Masking versus Delta
With the continuing spread nationwide of the highly infectious Delta variant and the sustained high COVID cases in Metro Manila even during lockdown, the Department of Health is urging people to use disposable face masks instead of those made of cloth. For those who still prefer reusable fabric masks, these should be worn in double layers or else lined with disposable filters to keep out the microscopic variant pathogens, according to the DOH.
Whether the mask is double or lined fabric or disposable medical-grade, it must be worn where needed, and worn properly. This may sound simple, but recent images of ordinary street scenes as well as private gatherings and clandestine bar operations show people eschewing masks as if the pandemic has ended.
Since the start of the pandemic, the country has had its share of doubters on the usefulness of wearing face masks to keep out COVID-19. There have also been numerous excuses for wearing the mask on the chin or below the nostrils, foremost of which is the discomfort and difficulty in breathing.
So far, however, there has been no story anywhere in the world about anyone suffering from a serious reaction to prolonged use of any type of face mask. On the other hand, scientific studies have shown the usefulness of masking to keep out viruses and other pathogens.
It wouldn’t be too bad if those who disregard masking rules especially in public places are the only ones who will catch COVID. Once infected, however, they can spread the virus to others and cause debilitation, hospitalization and death. The country may never see the end of this public health crisis.

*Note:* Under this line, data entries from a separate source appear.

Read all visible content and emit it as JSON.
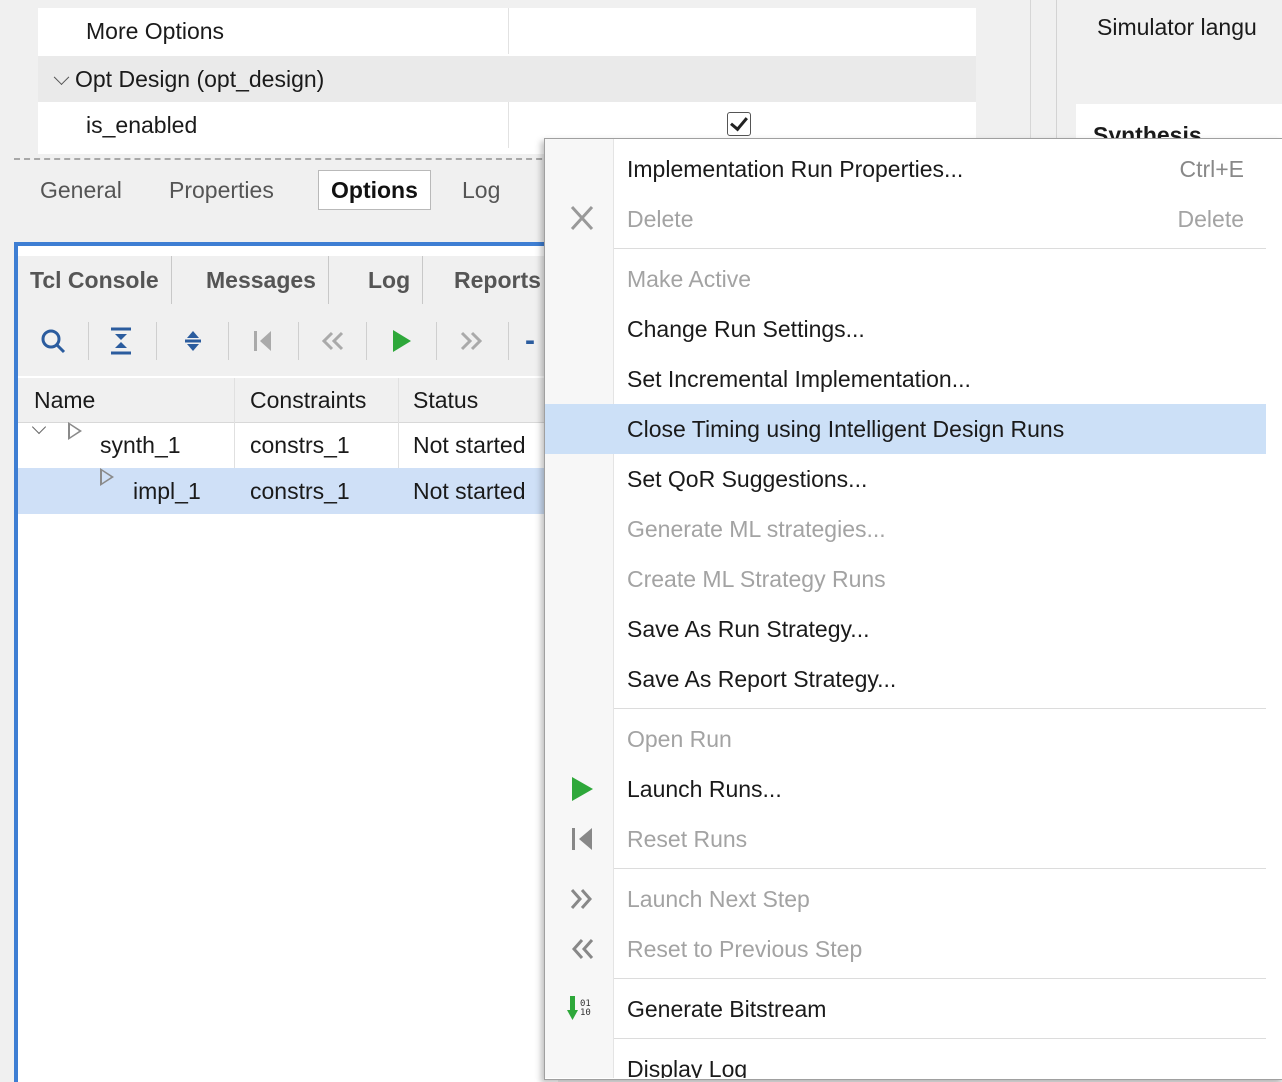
{
  "properties": {
    "rows": [
      {
        "name": "More Options",
        "value": ""
      },
      {
        "name": "Opt Design (opt_design)",
        "section": true
      },
      {
        "name": "is_enabled",
        "checked": true
      }
    ],
    "tabs": [
      "General",
      "Properties",
      "Options",
      "Log"
    ],
    "active_tab": "Options"
  },
  "right_panel": {
    "simulator_label": "Simulator langu",
    "synthesis_label": "Synthesis"
  },
  "console": {
    "tabs": [
      "Tcl Console",
      "Messages",
      "Log",
      "Reports"
    ],
    "toolbar_icons": [
      "search-icon",
      "collapse-all-icon",
      "expand-all-icon",
      "reset-icon",
      "previous-icon",
      "play-icon",
      "next-icon"
    ],
    "columns": [
      "Name",
      "Constraints",
      "Status"
    ],
    "rows": [
      {
        "name": "synth_1",
        "constraints": "constrs_1",
        "status": "Not started"
      },
      {
        "name": "impl_1",
        "constraints": "constrs_1",
        "status": "Not started"
      }
    ]
  },
  "menu": {
    "items": [
      {
        "label": "Implementation Run Properties...",
        "shortcut": "Ctrl+E",
        "enabled": true
      },
      {
        "label": "Delete",
        "shortcut": "Delete",
        "enabled": false,
        "icon": "delete-x-icon"
      },
      {
        "label": "Make Active",
        "enabled": false
      },
      {
        "label": "Change Run Settings...",
        "enabled": true
      },
      {
        "label": "Set Incremental Implementation...",
        "enabled": true
      },
      {
        "label": "Close Timing using Intelligent Design Runs",
        "enabled": true,
        "highlighted": true
      },
      {
        "label": "Set QoR Suggestions...",
        "enabled": true
      },
      {
        "label": "Generate ML strategies...",
        "enabled": false
      },
      {
        "label": "Create ML Strategy Runs",
        "enabled": false
      },
      {
        "label": "Save As Run Strategy...",
        "enabled": true
      },
      {
        "label": "Save As Report Strategy...",
        "enabled": true
      },
      {
        "label": "Open Run",
        "enabled": false
      },
      {
        "label": "Launch Runs...",
        "enabled": true,
        "icon": "play-icon"
      },
      {
        "label": "Reset Runs",
        "enabled": false,
        "icon": "reset-icon"
      },
      {
        "label": "Launch Next Step",
        "enabled": false,
        "icon": "next-step-icon"
      },
      {
        "label": "Reset to Previous Step",
        "enabled": false,
        "icon": "previous-step-icon"
      },
      {
        "label": "Generate Bitstream",
        "enabled": true,
        "icon": "bitstream-icon"
      },
      {
        "label": "Display Log",
        "enabled": true
      }
    ]
  },
  "colors": {
    "selection": "#cfe0f7",
    "accent_border": "#3e7ed3",
    "play_green": "#2ea83a",
    "disabled_text": "#a3a3a3"
  }
}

With the DOH warning, there must be stricter implementation of masking rules particularly in public places such as mass transport facilities and public markets. Infection numbers since the start of enhanced community quarantine show the difficulty of containing the Delta-driven COVID surge, with new cases yesterday hitting a high 14,895. Wearing masks properly is a small price to pay for helping in the battle against COVID.